into the model of the slight uppercut, pull-power hitter he has become:
On August 12th, 2012 Kyle Seager hit his eighteenth career home run, one more than he hit in college. He did so in 702 PA, twenty-nine fewer than his Tar Heel days. Every one of his nearly six full seasons in the majors, he has set a career high in home runs.
It is often said (because it's true) that baseball is a game of adjustments. Kyle Seager's approach is constantly changing, and the book on him is always written in pencil. Last year, after years of typical platoon splits, Seager learned to crush left-handed pitching, running a 131 wRC+ against southpaws and leading the league in left-on-lefty crime/dingers. This year the improvement has been in plate discipline. Seager's .376 OBP is a career high by nearly forty points, and his 10.3 BB% is also the best it has ever been.
I can, and will continue to gush. After April Kyle Seager had a wRC+ of 76. Since that time he has hit .322/.397/.559. In the Golden Age of American League Third Basemen, let's put that into context a bit:
Since May 1:— Lookout Landing (@LookoutLanding) September 9, 2016
Josh Donaldson - .290/.409/.545
Adrian Beltre - .294/.356/.505
Manny Machado - .300/.350/.542
Kyle Seager - .322/.397/.559
Of course, 2016, while his best season, doesn't represent a breakout for Seager, as much as a cementing of what has seemed possible for years now: Kyle Seager is the best third baseman in Mariner history. Again, I will cite myself, because I am a raging egotist:
Adrian Beltre, 5 years in Seattle: 15.9 fWAR— Lookout Landing (@LookoutLanding) September 9, 2016
Kyle Seager, ~5 years in Seattle: 22.4 fWAR
Not only does Seager's Mariner career seem destined to the team's hall of fame, but 2016 is could finish as arguably the finest single season of any Mariner to ever play the position. The only true competition is 1992 Edgar Martinez, who hit .343/.404/.544, with a very Edgar-like 165 wRC+. Of course how much of that offensive gap Seager makes up for with the glove is far less scientific, but being in the conversation with Edgar says much.
I keep thinking about Sam Miller, former-Baseball Prospectus head honcho, and recent ESPN hire, who tweeted out a series of thoughts oriented around the need for constant improvement. The slow, annual improvement from league average, to above average, to star, to superstar, is not nearly as thrilling as the Mike Trout/Manny Machado/Bryce Harper phenom route. We love those able to access the life equivalent of the flutes in Super Mario 3, and warp past all the drudgery of incremental progress. But the majority of baseball's greats are developed over time, slowly, carefully, with immense practice, thought, and study. So it is with Kyle Seager.
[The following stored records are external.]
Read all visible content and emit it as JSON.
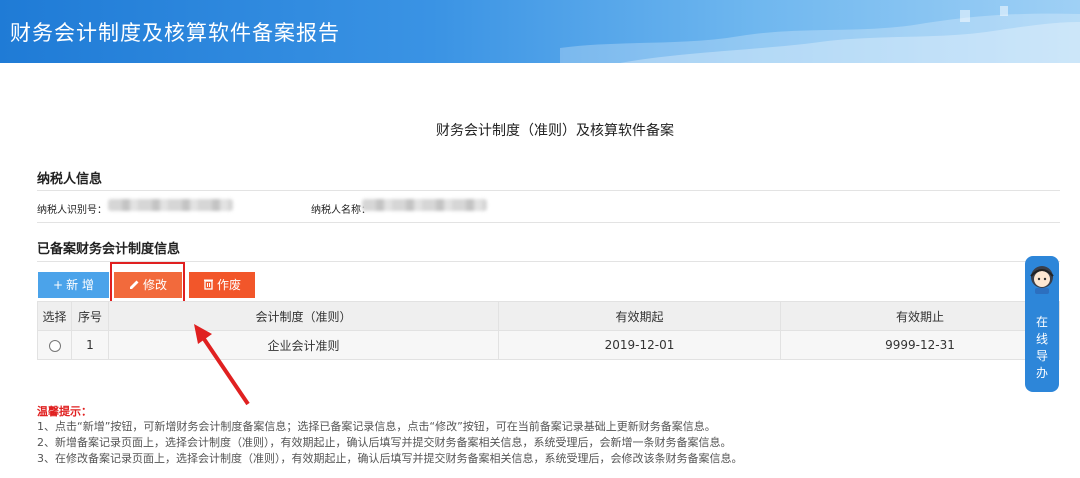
{
  "header": {
    "title": "财务会计制度及核算软件备案报告"
  },
  "page_title": "财务会计制度（准则）及核算软件备案",
  "taxpayer": {
    "section_title": "纳税人信息",
    "id_label": "纳税人识别号：",
    "name_label": "纳税人名称："
  },
  "filed": {
    "section_title": "已备案财务会计制度信息",
    "buttons": {
      "add": "新 增",
      "edit": "修改",
      "void": "作废"
    },
    "columns": [
      "选择",
      "序号",
      "会计制度（准则）",
      "有效期起",
      "有效期止"
    ],
    "rows": [
      {
        "index": "1",
        "standard": "企业会计准则",
        "start": "2019-12-01",
        "end": "9999-12-31"
      }
    ]
  },
  "tips": {
    "title": "温馨提示：",
    "items": [
      "1、点击“新增”按钮，可新增财务会计制度备案信息；选择已备案记录信息，点击“修改”按钮，可在当前备案记录基础上更新财务备案信息。",
      "2、新增备案记录页面上，选择会计制度（准则），有效期起止，确认后填写并提交财务备案相关信息，系统受理后，会新增一条财务备案信息。",
      "3、在修改备案记录页面上，选择会计制度（准则），有效期起止，确认后填写并提交财务备案相关信息，系统受理后，会修改该条财务备案信息。"
    ]
  },
  "side_widget": {
    "label": "在线导办"
  },
  "colors": {
    "accent": "#2d86d9",
    "edit": "#f26a3c",
    "void": "#f2562a",
    "add": "#4ba3ea",
    "highlight": "#e02020"
  }
}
Outside of an unusual (and overblown) rise in errors, Seager's 2016 stands as yet another leap in a career that has perpetually seemed to be bumping against its ceiling. He is the Mariner's unicorn. The one positional talent this organization has drafted, developed, NOT traded, and seen blossom into stardom. Barring injury or significant collapse, he is going to be one of this franchise's very best players, ever. I don't think it's possible to really appreciate enough that on a roster with Robinson Cano, Felix Hernandez, and Nelson Cruz, he is quite possibly the 2016 Mariners' best player.
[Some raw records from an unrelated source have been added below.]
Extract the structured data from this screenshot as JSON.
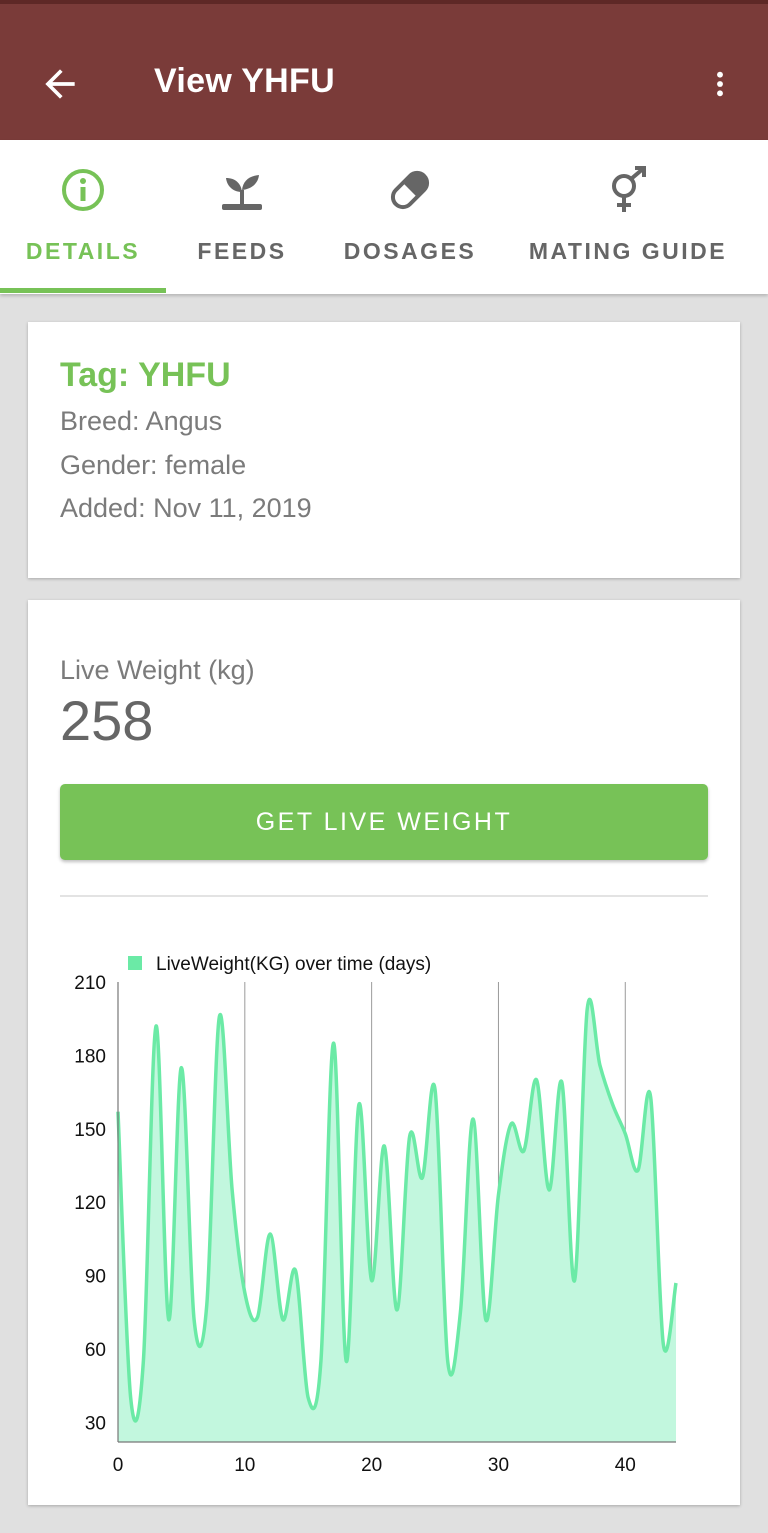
{
  "appbar": {
    "title": "View YHFU",
    "back_icon": "arrow-back-icon",
    "menu_icon": "more-vert-icon",
    "color": "#7a3b39"
  },
  "tabs": [
    {
      "label": "DETAILS",
      "icon": "info-icon",
      "active": true
    },
    {
      "label": "FEEDS",
      "icon": "sprout-icon",
      "active": false
    },
    {
      "label": "DOSAGES",
      "icon": "pill-icon",
      "active": false
    },
    {
      "label": "MATING GUIDE",
      "icon": "gender-icon",
      "active": false
    }
  ],
  "animal": {
    "tag": "Tag: YHFU",
    "breed": "Breed: Angus",
    "gender": "Gender: female",
    "added": "Added: Nov 11, 2019"
  },
  "live_weight": {
    "label": "Live Weight (kg)",
    "value": "258",
    "button_label": "GET LIVE WEIGHT"
  },
  "accent_color": "#77c257",
  "chart_data": {
    "type": "area",
    "legend": "LiveWeight(KG) over time (days)",
    "series_color": "#6beaa6",
    "x": [
      0,
      1,
      2,
      3,
      4,
      5,
      6,
      7,
      8,
      9,
      10,
      11,
      12,
      13,
      14,
      15,
      16,
      17,
      18,
      19,
      20,
      21,
      22,
      23,
      24,
      25,
      26,
      27,
      28,
      29,
      30,
      31,
      32,
      33,
      34,
      35,
      36,
      37,
      38,
      39,
      40,
      41,
      42,
      43,
      44
    ],
    "values": [
      157,
      40,
      55,
      192,
      72,
      175,
      72,
      78,
      196,
      125,
      83,
      73,
      107,
      72,
      92,
      40,
      55,
      185,
      55,
      160,
      88,
      143,
      76,
      147,
      130,
      166,
      55,
      75,
      154,
      72,
      123,
      152,
      141,
      170,
      125,
      169,
      88,
      199,
      176,
      160,
      148,
      133,
      163,
      62,
      87
    ],
    "xlim": [
      0,
      44
    ],
    "ylim": [
      22,
      210
    ],
    "x_ticks": [
      0,
      10,
      20,
      30,
      40
    ],
    "y_ticks": [
      30,
      60,
      90,
      120,
      150,
      180,
      210
    ],
    "vertical_grid": true
  }
}
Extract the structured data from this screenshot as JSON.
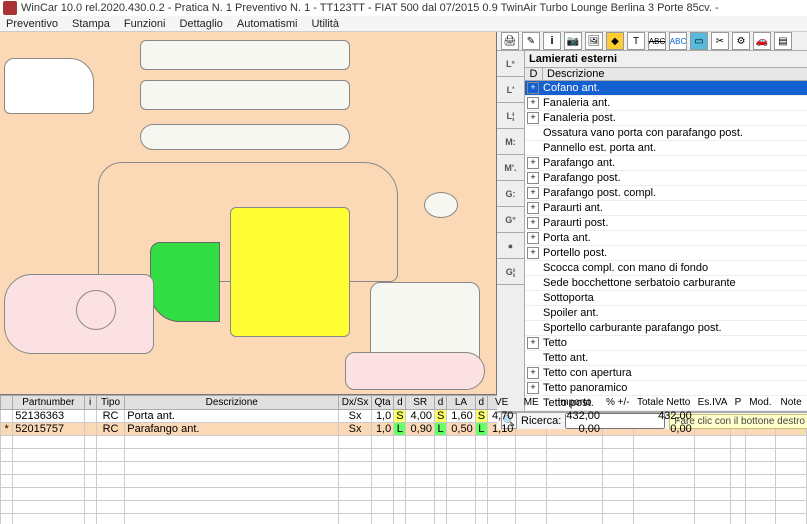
{
  "title": "WinCar 10.0 rel.2020.430.0.2 - Pratica N. 1 Preventivo N. 1  - TT123TT - FIAT 500 dal 07/2015 0.9 TwinAir Turbo Lounge Berlina 3 Porte 85cv. -",
  "menu": [
    "Preventivo",
    "Stampa",
    "Funzioni",
    "Dettaglio",
    "Automatismi",
    "Utilità"
  ],
  "toolbar_icons": [
    "print",
    "pencil",
    "bold",
    "camera",
    "photo",
    "warning",
    "text",
    "abc-strike",
    "abc-blue",
    "blue-box",
    "scissors",
    "gear",
    "car-red",
    "sheet",
    "exit"
  ],
  "tree_title": "Lamierati esterni",
  "tree_header": {
    "d": "D",
    "desc": "Descrizione"
  },
  "tree_items": [
    {
      "label": "Cofano ant.",
      "exp": "+",
      "selected": true
    },
    {
      "label": "Fanaleria ant.",
      "exp": "+"
    },
    {
      "label": "Fanaleria post.",
      "exp": "+"
    },
    {
      "label": "Ossatura vano porta con parafango post.",
      "exp": ""
    },
    {
      "label": "Pannello est. porta ant.",
      "exp": ""
    },
    {
      "label": "Parafango ant.",
      "exp": "+"
    },
    {
      "label": "Parafango post.",
      "exp": "+"
    },
    {
      "label": "Parafango post. compl.",
      "exp": "+"
    },
    {
      "label": "Paraurti ant.",
      "exp": "+"
    },
    {
      "label": "Paraurti post.",
      "exp": "+"
    },
    {
      "label": "Porta ant.",
      "exp": "+"
    },
    {
      "label": "Portello post.",
      "exp": "+"
    },
    {
      "label": "Scocca compl. con mano di fondo",
      "exp": ""
    },
    {
      "label": "Sede bocchettone serbatoio carburante",
      "exp": ""
    },
    {
      "label": "Sottoporta",
      "exp": ""
    },
    {
      "label": "Spoiler ant.",
      "exp": ""
    },
    {
      "label": "Sportello carburante parafango post.",
      "exp": ""
    },
    {
      "label": "Tetto",
      "exp": "+"
    },
    {
      "label": "Tetto ant.",
      "exp": ""
    },
    {
      "label": "Tetto con apertura",
      "exp": "+"
    },
    {
      "label": "Tetto panoramico",
      "exp": "+"
    },
    {
      "label": "Tetto post.",
      "exp": ""
    }
  ],
  "sidetabs": [
    "L°",
    "L'",
    "L¦",
    "M:",
    "M'.",
    "G:",
    "G°",
    "●",
    "G¦"
  ],
  "search": {
    "label": "Ricerca:",
    "placeholder": "",
    "hint": "Fare clic con il bottone destro del mouse su Cofano ant."
  },
  "grid": {
    "headers": [
      "",
      "Partnumber",
      "i",
      "Tipo",
      "Descrizione",
      "Dx/Sx",
      "Qta",
      "d",
      "SR",
      "d",
      "LA",
      "d",
      "VE",
      "ME",
      "Importo",
      "% +/-",
      "Totale Netto",
      "Es.IVA",
      "P",
      "Mod.",
      "Note"
    ],
    "widths": [
      12,
      70,
      12,
      28,
      210,
      32,
      22,
      12,
      28,
      12,
      28,
      12,
      28,
      30,
      55,
      30,
      60,
      36,
      14,
      30,
      30
    ],
    "rows": [
      {
        "mark": "",
        "pn": "52136363",
        "i": "",
        "tipo": "RC",
        "desc": "Porta ant.",
        "dxsx": "Sx",
        "qta": "1,0",
        "d1": "S",
        "sr": "4,00",
        "d2": "S",
        "la": "1,60",
        "d3": "S",
        "ve": "4,70",
        "me": "",
        "importo": "432,00",
        "pct": "",
        "netto": "432,00",
        "iva": "",
        "p": "",
        "mod": "",
        "note": "",
        "cls": "row1"
      },
      {
        "mark": "*",
        "pn": "52015757",
        "i": "",
        "tipo": "RC",
        "desc": "Parafango ant.",
        "dxsx": "Sx",
        "qta": "1,0",
        "d1": "L",
        "sr": "0,90",
        "d2": "L",
        "la": "0,50",
        "d3": "L",
        "ve": "1,10",
        "me": "",
        "importo": "0,00",
        "pct": "",
        "netto": "0,00",
        "iva": "",
        "p": "",
        "mod": "",
        "note": "",
        "cls": "row2"
      }
    ]
  }
}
I'll close with an example: Thursday night Kyle Seager faced Jake Diekman in the 8th inning of a one run game, and his many years of development were on full display. Left-hander? Check. Taking a 1-1 slider inches outside for ball two? Check. With the count at 2-2 Diekman fired a 95 MPH fastball on the hands, just off the plate. There are few hitters who get the barrel to that pitch, and fewer still who keep it fair. Kyle Seager is one of those few. The last Mariner hitter who could do something like that is fitting, as he was the last great hitter to debut as a Mariner, and a similarly obsessive student of the game:
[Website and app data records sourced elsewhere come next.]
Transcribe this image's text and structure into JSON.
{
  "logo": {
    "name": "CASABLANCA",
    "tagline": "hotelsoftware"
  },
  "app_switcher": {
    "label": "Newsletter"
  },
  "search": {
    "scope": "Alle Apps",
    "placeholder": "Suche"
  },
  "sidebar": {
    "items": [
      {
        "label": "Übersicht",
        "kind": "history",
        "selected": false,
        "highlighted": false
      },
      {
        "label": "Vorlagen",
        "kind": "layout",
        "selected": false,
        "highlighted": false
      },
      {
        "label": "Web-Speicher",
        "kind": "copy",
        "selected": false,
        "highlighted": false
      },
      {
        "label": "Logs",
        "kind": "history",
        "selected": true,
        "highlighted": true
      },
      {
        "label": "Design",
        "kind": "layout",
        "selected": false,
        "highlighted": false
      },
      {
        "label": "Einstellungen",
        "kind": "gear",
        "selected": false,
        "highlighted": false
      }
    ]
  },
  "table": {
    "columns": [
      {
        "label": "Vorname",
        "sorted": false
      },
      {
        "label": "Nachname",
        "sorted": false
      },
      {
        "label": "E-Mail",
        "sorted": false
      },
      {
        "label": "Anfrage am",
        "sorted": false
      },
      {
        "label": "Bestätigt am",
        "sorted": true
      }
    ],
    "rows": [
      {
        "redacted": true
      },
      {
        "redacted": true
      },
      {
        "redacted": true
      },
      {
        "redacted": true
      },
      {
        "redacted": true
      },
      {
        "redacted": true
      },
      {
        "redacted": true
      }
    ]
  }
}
Kyle Seager is 28, and a legitimate superstar. It seems impossible he will ever get better than he has been this year. We've been saying that his entire career.